  1. orangejuice says:

    I recently went to athens and experienced the same thing. The graffiti was incredible..

  2. captainjack says:

    Saw the riots on tv last night. There’s trouble ahead for sure – and not just for the Greeks.

  3. susienell says:

    I love Athens and I am really sorry to hear about the trouble they are in. I do hope that this is not going to mean even worse things happen. I also think the Greeks have a less critical attitude to things like graffiti – think of all the stray dogs and the cats. They’re just a warm lovely people.

  4. lagerlout says:

    I’ve seen graffiti in London. Does that mean we’re going the same way? Everyone’s facing a time of austerity, it doesn’t mean we have to let go of our standards.

  5. anne-marie says:

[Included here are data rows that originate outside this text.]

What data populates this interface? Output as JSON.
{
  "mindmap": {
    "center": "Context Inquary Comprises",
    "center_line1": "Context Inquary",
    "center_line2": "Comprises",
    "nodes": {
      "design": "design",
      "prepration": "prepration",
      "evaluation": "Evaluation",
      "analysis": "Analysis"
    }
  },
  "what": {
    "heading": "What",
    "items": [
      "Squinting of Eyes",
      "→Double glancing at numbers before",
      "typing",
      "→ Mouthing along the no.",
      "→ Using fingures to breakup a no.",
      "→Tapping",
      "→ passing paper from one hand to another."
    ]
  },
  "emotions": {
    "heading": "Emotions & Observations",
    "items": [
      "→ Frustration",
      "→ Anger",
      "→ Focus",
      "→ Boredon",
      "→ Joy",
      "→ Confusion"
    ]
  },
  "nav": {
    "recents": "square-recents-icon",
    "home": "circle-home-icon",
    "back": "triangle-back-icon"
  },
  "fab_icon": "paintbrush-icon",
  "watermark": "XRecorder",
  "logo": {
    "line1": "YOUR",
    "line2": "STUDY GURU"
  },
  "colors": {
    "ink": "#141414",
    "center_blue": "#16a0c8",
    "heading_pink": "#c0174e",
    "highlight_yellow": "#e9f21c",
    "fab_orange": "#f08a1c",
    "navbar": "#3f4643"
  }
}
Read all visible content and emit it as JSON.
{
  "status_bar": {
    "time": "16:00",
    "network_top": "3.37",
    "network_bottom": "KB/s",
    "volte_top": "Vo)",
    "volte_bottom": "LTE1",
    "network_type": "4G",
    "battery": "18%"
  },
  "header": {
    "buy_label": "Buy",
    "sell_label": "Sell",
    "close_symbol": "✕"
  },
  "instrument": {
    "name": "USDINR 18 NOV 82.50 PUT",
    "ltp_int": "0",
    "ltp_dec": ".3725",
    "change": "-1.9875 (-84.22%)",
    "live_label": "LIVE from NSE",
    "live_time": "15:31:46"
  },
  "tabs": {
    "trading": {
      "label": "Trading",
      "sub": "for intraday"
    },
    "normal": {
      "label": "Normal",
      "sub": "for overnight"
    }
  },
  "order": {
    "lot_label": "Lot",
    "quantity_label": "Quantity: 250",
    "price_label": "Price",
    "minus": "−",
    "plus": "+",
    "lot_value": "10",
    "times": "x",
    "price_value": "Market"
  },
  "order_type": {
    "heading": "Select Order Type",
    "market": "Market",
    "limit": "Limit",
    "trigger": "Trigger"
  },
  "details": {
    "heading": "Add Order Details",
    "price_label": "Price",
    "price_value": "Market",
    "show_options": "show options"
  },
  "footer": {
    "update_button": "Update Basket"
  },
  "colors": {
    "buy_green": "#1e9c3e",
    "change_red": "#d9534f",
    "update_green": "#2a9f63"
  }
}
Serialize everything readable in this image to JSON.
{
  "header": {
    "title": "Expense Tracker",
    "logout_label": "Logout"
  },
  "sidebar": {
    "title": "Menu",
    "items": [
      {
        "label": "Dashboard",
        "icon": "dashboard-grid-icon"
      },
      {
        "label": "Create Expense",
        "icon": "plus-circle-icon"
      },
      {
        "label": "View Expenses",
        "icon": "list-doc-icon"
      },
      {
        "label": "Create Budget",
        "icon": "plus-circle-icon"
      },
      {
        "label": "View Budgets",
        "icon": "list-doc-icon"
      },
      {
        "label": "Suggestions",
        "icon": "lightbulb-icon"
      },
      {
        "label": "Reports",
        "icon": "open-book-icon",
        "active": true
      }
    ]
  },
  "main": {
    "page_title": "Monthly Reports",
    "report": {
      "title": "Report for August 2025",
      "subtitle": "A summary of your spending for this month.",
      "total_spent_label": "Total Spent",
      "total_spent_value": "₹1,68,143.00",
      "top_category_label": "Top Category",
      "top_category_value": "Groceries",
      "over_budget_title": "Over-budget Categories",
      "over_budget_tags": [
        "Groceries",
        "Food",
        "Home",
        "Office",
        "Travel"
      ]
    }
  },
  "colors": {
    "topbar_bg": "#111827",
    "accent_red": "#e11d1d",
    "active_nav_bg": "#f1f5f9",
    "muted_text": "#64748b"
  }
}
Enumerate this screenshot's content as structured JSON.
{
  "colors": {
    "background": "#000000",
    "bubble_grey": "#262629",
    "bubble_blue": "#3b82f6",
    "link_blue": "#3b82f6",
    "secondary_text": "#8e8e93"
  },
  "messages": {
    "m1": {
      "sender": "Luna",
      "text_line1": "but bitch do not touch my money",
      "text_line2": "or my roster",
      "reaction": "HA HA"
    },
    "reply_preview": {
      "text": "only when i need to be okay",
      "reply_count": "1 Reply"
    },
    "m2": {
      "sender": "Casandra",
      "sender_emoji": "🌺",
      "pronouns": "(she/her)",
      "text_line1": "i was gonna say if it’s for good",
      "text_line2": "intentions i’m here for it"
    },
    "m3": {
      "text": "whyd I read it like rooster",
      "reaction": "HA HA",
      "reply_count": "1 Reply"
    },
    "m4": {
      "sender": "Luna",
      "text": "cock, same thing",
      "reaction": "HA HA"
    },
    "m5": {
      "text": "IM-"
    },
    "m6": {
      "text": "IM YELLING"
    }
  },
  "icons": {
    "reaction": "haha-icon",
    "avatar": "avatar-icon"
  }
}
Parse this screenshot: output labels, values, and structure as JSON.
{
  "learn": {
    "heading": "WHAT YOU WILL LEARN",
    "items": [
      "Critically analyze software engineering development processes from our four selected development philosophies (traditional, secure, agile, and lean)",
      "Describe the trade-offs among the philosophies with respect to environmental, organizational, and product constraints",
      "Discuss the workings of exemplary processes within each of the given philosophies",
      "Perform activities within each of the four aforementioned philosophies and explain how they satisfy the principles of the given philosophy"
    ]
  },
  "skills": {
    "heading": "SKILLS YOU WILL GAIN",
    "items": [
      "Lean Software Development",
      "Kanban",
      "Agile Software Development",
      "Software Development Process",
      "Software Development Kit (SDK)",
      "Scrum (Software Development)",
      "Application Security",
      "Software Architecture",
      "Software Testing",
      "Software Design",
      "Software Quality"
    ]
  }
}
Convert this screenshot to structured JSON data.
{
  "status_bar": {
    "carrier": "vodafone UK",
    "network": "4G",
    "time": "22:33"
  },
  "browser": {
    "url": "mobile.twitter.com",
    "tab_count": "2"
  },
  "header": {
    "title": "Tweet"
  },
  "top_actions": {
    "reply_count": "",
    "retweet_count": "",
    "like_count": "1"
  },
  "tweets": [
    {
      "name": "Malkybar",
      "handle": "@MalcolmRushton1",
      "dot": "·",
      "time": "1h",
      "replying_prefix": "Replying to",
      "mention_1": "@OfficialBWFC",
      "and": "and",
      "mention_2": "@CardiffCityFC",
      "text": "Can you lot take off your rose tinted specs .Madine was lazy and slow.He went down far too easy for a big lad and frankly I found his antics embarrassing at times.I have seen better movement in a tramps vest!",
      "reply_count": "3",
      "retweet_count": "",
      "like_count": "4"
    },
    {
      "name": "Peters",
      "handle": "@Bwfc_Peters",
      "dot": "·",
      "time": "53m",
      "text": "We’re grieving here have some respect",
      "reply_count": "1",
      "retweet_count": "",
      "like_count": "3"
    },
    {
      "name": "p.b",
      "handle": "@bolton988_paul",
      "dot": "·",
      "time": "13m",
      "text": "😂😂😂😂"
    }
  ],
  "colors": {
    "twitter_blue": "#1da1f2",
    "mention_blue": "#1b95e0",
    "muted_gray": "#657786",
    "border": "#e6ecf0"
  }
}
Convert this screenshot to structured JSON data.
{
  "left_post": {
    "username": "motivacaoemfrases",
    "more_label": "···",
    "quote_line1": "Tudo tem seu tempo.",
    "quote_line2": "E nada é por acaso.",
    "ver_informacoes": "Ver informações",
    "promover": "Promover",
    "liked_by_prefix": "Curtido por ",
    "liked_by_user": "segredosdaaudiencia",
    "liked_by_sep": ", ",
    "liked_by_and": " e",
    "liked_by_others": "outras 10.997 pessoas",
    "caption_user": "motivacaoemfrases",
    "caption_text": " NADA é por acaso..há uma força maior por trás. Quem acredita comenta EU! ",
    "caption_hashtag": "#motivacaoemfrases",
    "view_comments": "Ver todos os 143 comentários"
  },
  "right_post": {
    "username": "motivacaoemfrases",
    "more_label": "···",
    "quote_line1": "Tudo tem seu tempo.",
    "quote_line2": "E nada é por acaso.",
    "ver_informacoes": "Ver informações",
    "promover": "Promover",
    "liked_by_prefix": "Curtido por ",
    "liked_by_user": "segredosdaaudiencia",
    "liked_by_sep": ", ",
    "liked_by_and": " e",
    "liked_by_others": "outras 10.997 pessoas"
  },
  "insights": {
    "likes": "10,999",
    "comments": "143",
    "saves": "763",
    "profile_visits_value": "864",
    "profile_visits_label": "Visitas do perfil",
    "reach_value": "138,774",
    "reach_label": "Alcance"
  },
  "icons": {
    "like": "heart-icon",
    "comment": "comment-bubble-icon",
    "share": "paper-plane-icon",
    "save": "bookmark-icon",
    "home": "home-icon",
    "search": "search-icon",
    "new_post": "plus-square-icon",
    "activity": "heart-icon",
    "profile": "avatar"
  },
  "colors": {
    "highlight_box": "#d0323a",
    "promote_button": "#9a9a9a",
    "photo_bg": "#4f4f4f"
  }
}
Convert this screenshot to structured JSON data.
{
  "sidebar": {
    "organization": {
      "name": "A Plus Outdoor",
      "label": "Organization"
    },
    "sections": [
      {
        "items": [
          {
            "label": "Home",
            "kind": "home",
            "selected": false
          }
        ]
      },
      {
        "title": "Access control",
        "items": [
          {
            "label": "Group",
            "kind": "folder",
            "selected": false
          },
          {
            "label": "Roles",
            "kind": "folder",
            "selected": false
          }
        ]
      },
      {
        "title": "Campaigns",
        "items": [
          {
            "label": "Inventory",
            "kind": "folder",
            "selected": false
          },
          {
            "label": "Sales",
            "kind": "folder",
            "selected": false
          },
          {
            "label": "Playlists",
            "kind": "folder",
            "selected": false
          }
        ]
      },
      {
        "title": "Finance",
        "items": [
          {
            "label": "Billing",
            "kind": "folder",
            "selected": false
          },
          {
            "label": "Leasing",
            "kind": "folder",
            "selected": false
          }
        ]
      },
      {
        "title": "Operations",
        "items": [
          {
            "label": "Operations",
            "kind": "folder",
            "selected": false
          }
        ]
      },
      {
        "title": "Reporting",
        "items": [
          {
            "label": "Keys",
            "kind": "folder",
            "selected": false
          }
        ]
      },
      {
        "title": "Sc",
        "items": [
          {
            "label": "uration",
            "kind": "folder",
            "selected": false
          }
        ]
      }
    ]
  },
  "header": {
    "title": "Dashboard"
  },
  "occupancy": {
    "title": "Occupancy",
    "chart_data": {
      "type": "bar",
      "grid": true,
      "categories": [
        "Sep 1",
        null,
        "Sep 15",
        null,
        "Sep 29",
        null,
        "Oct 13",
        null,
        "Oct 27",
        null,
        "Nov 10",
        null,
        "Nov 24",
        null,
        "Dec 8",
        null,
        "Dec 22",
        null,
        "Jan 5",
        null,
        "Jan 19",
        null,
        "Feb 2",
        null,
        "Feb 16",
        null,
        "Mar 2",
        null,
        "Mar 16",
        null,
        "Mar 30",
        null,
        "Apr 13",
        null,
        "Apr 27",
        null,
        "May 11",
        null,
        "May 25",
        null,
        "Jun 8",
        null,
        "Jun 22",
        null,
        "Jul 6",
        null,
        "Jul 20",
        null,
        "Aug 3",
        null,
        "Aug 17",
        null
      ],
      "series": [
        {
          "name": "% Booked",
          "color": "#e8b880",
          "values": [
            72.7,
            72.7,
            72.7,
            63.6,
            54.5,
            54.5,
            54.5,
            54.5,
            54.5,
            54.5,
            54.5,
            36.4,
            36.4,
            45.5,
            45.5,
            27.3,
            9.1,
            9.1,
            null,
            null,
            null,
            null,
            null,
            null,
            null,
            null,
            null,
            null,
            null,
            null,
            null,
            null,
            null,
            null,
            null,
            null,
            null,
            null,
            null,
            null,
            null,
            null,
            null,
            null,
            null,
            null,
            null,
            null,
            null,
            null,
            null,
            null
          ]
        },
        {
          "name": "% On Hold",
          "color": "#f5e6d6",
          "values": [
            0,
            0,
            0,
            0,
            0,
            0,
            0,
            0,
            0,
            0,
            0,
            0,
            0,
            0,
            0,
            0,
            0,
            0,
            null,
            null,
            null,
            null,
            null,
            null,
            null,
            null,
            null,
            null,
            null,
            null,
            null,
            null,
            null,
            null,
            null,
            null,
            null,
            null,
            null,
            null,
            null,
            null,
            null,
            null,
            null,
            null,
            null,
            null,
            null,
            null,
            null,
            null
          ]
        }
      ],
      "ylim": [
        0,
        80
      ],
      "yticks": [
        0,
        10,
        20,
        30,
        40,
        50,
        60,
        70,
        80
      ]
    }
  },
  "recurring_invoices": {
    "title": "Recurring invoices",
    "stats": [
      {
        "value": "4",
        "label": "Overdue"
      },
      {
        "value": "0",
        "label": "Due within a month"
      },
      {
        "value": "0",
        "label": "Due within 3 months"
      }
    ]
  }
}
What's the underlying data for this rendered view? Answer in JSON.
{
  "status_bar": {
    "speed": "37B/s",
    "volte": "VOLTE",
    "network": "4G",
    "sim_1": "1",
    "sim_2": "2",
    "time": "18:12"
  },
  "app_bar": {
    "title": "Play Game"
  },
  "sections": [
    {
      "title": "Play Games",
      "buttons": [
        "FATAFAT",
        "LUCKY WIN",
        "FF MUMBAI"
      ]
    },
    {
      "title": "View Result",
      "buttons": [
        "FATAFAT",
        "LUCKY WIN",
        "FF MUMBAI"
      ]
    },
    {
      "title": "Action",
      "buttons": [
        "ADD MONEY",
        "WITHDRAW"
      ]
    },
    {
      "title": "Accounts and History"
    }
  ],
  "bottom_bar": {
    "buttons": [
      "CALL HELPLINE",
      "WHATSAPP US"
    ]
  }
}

    I don’t think it started in Athens – for once we had extrem right-wing politicians in Italy – Austria winning elections, Le Pen of France won local elections in the early 1990s. But back then they were seen for what they were – nationalist biggots who reminded us of what had gone wrong in Germany with Hitler. Then in the mid-1990s the mood in the US changed with movies of Mel Gibson celebrating nationalist heroes. President Bush and C° won elections and the EU asked the Americans on numerous occations to take down those ‘Whate Power’ webpages infecting the youngster in Europe. Since that period we no longer called the right wing nationalist biggots but heroes who stood up for thier peoples and culture and freedom. It was that what helped the grow of those nationalist groups all over Europe. Look a the former Russian run countries – a few years back our Flemish nationalist were upset when the mayor of Antwerp offered his excuses to the Jews because the city didn’t do enough to stop their deportation during the war saying it’s ancient history and we should stop nagging about it and finally accept to pardon all those brave Flemish nationalist who served in the German army to liberate Flanders of the Belgian state. Last summer in Norway about 70 young people where killed by a nationalist who felt he had to defend his culture and land. You know that the parents of those victims are constantly harrashed right wing nationalists saying they should stop making the murderer of thier chidren a monster as he is in fact a hero who stood up for Norway and its freedom! In Hongary the Nationalist have won the elections – they are now pestering the Jews and gays have been arrested for illigal actions. The EU has told Hongary if they don’t change those laws it won’t get any money any more – but so far there has been no outcry at all in the press. It seems with so many goverments having nationalist in thier midst they feel reluctant to comment on other countries. You know even the very liberal Netherlands a party of nationalist is getting attention of the voters – they even believe we should no longer see Hitler as a villian but a hero and if he had won the war Europe would haven any problems at all it is having today! This mood is growing with the fear of the dawnfall of the Euro – and the famous Tea Party in America and Fox TV beating up their campaign to put their man into he White House next November we should indeed be wary and watchful. Athens is just another ‘black spot’ of an already dark map of Europe and the US!